EP1585406A2 *Dec 23, 2003Oct 19, 2005Eegee, LLCMulti-directional wiping elements and device using the same
EP1608288A1 *Mar 17, 2004Dec 28, 2005Craig HillsToothbrush attachment and method of manufacture therefor
WO2004062519A2 *Dec 23, 2003Jul 29, 2004Eegee LlcMulti-directional wiping elements and device using the same
WO2004062573A2 *Dec 29, 2003Jul 29, 2004Eegee LlcOral-care device and system
WO2005044129A2 *Nov 3, 2004May 19, 2005Pierre D MouradToothbrush employing an acoustic waveguide
U.S. Classification15/28, 15/22.1
International ClassificationA61C17/22, A46B9/06, A46B9/04, A61C17/00
Cooperative ClassificationA46B9/005, A46B9/06, A46B2200/1066
European ClassificationA46B9/00E, A46B9/06
Legal Events
Nov 2, 2010FPExpired due to failure to pay maintenance fee
Effective date: 20100910
Sep 10, 2010LAPSLapse for failure to pay maintenance fees
Apr 19, 2010REMIMaintenance fee reminder mailed
Mar 10, 2006FPAYFee payment
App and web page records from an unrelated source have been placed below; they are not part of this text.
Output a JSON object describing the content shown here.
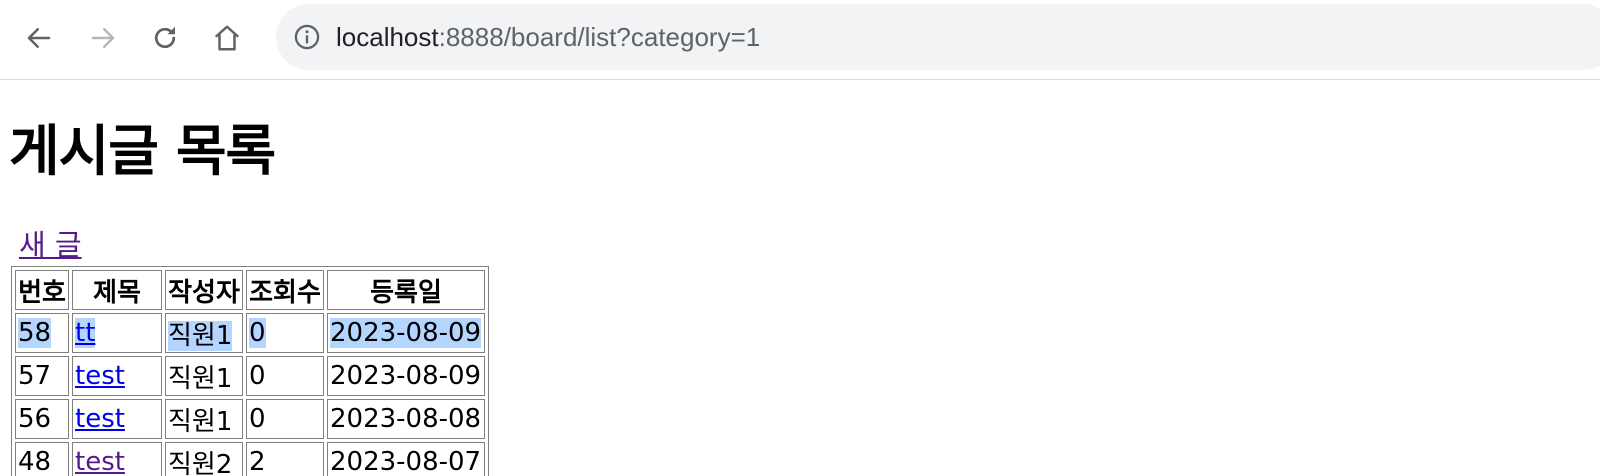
{
  "browser": {
    "url_host": "localhost",
    "url_path": ":8888/board/list?category=1",
    "icons": {
      "back": "arrow-left-icon",
      "forward": "arrow-right-icon",
      "reload": "reload-icon",
      "home": "home-icon",
      "site_info": "info-icon"
    }
  },
  "page": {
    "title": "게시글 목록",
    "new_post_label": "새 글"
  },
  "table": {
    "headers": {
      "no": "번호",
      "title": "제목",
      "writer": "작성자",
      "hits": "조회수",
      "date": "등록일"
    },
    "rows": [
      {
        "no": "58",
        "title": "tt",
        "writer": "직원1",
        "hits": "0",
        "date": "2023-08-09",
        "selected": true
      },
      {
        "no": "57",
        "title": "test",
        "writer": "직원1",
        "hits": "0",
        "date": "2023-08-09"
      },
      {
        "no": "56",
        "title": "test",
        "writer": "직원1",
        "hits": "0",
        "date": "2023-08-08"
      },
      {
        "no": "48",
        "title": "test",
        "writer": "직원2",
        "hits": "2",
        "date": "2023-08-07",
        "visited": true
      }
    ]
  },
  "colors": {
    "link": "#0000ee",
    "visited_link": "#551a8b",
    "selection": "#b4d5fe",
    "omnibox_bg": "#f1f3f4"
  }
}
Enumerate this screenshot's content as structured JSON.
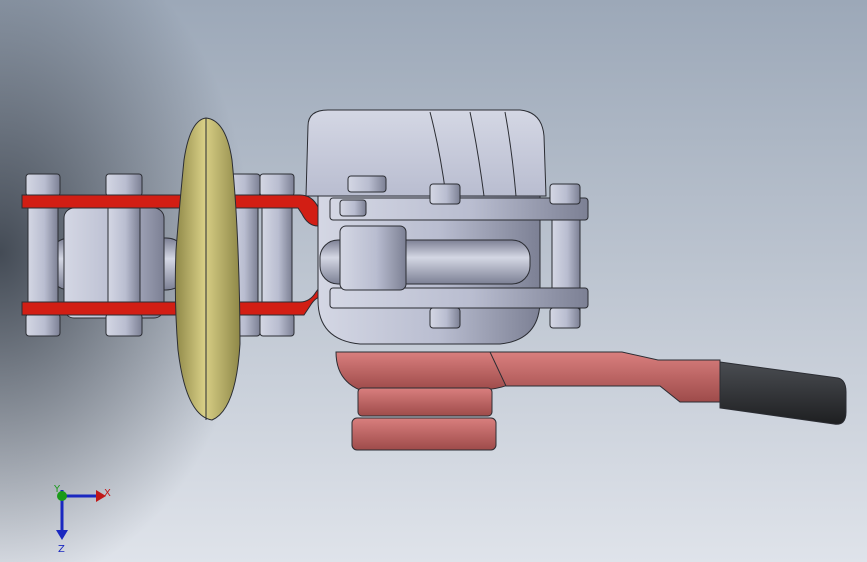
{
  "viewport": {
    "background_top": "#9ca8b8",
    "background_bottom": "#dfe3ea",
    "shadow_color": "#2f3640"
  },
  "colors": {
    "housing": "#b9bdd0",
    "housing_dark": "#7c8094",
    "housing_light": "#d4d7e4",
    "bolt": "#b3b7c8",
    "red_band": "#d21e14",
    "red_band_dark": "#8e1008",
    "wheel": "#d8cf86",
    "wheel_dark": "#8f8848",
    "pink_part": "#d97f7e",
    "pink_dark": "#9e4b4a",
    "grip": "#1e1f21",
    "grip_light": "#4a4d52",
    "edge": "#2b2d33"
  },
  "triad": {
    "x_label": "X",
    "y_label": "Y",
    "z_label": "Z",
    "x_color": "#c01818",
    "y_color": "#1a9a1a",
    "z_color": "#1a28c0"
  }
}
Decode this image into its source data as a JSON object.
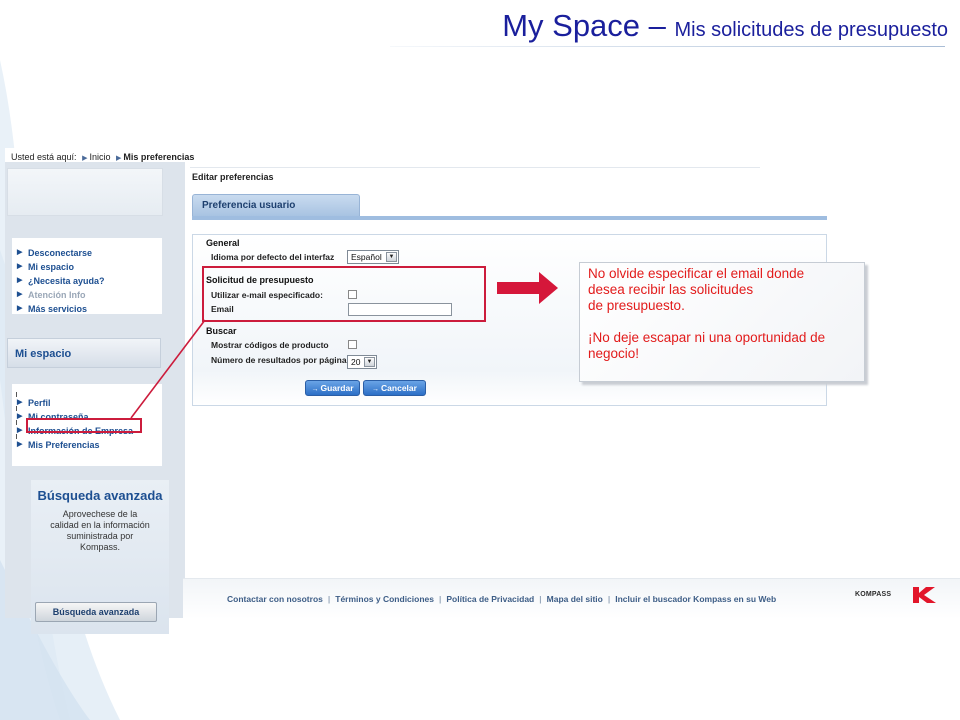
{
  "slide": {
    "title_main": "My Space",
    "title_dash": " – ",
    "title_sub": "Mis solicitudes de presupuesto"
  },
  "breadcrumb": {
    "prefix": "Usted está aquí:",
    "items": [
      "Inicio",
      "Mis preferencias"
    ]
  },
  "sidebar": {
    "links": [
      {
        "label": "Desconectarse"
      },
      {
        "label": "Mi espacio"
      },
      {
        "label": "¿Necesita ayuda?"
      },
      {
        "label": "Atención Info"
      },
      {
        "label": "Más servicios"
      }
    ],
    "section_title": "Mi espacio",
    "myspace_links": [
      {
        "label": "Perfil"
      },
      {
        "label": "Mi contraseña"
      },
      {
        "label": "Información de Empresa"
      },
      {
        "label": "Mis Preferencias"
      }
    ],
    "advanced": {
      "title": "Búsqueda avanzada",
      "text_lines": [
        "Aprovechese de la",
        "calidad en la información",
        "suministrada por",
        "Kompass."
      ],
      "button": "Búsqueda avanzada"
    }
  },
  "content": {
    "title": "Editar preferencias",
    "tab": "Preferencia usuario",
    "general": {
      "title": "General",
      "language_label": "Idioma por defecto del interfaz",
      "language_value": "Español"
    },
    "quote": {
      "title": "Solicitud de presupuesto",
      "use_email_label": "Utilizar e-mail especificado:",
      "use_email_checked": false,
      "email_label": "Email",
      "email_value": ""
    },
    "search": {
      "title": "Buscar",
      "show_codes_label": "Mostrar códigos de producto",
      "show_codes_checked": false,
      "results_label": "Número de resultados por página",
      "results_value": "20"
    },
    "save_button": "Guardar",
    "cancel_button": "Cancelar"
  },
  "footer": {
    "links": [
      "Contactar con nosotros",
      "Términos y Condiciones",
      "Política de Privacidad",
      "Mapa del sitio",
      "Incluir el buscador Kompass en su Web"
    ],
    "logo_text": "KOMPASS"
  },
  "note": {
    "line1": "No olvide especificar el email donde",
    "line2": "desea recibir las solicitudes",
    "line3": "de presupuesto.",
    "line4": "¡No deje escapar ni una oportunidad de",
    "line5": "negocio!"
  },
  "colors": {
    "title": "#1a1f9c",
    "highlight": "#cc1c3c",
    "note_text": "#e21b1b",
    "link_blue": "#1d4f91",
    "kompass_red": "#e2162a"
  }
}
Year of fee payment: 4
Nov 3, 2000ASAssignment
Effective date: 20001011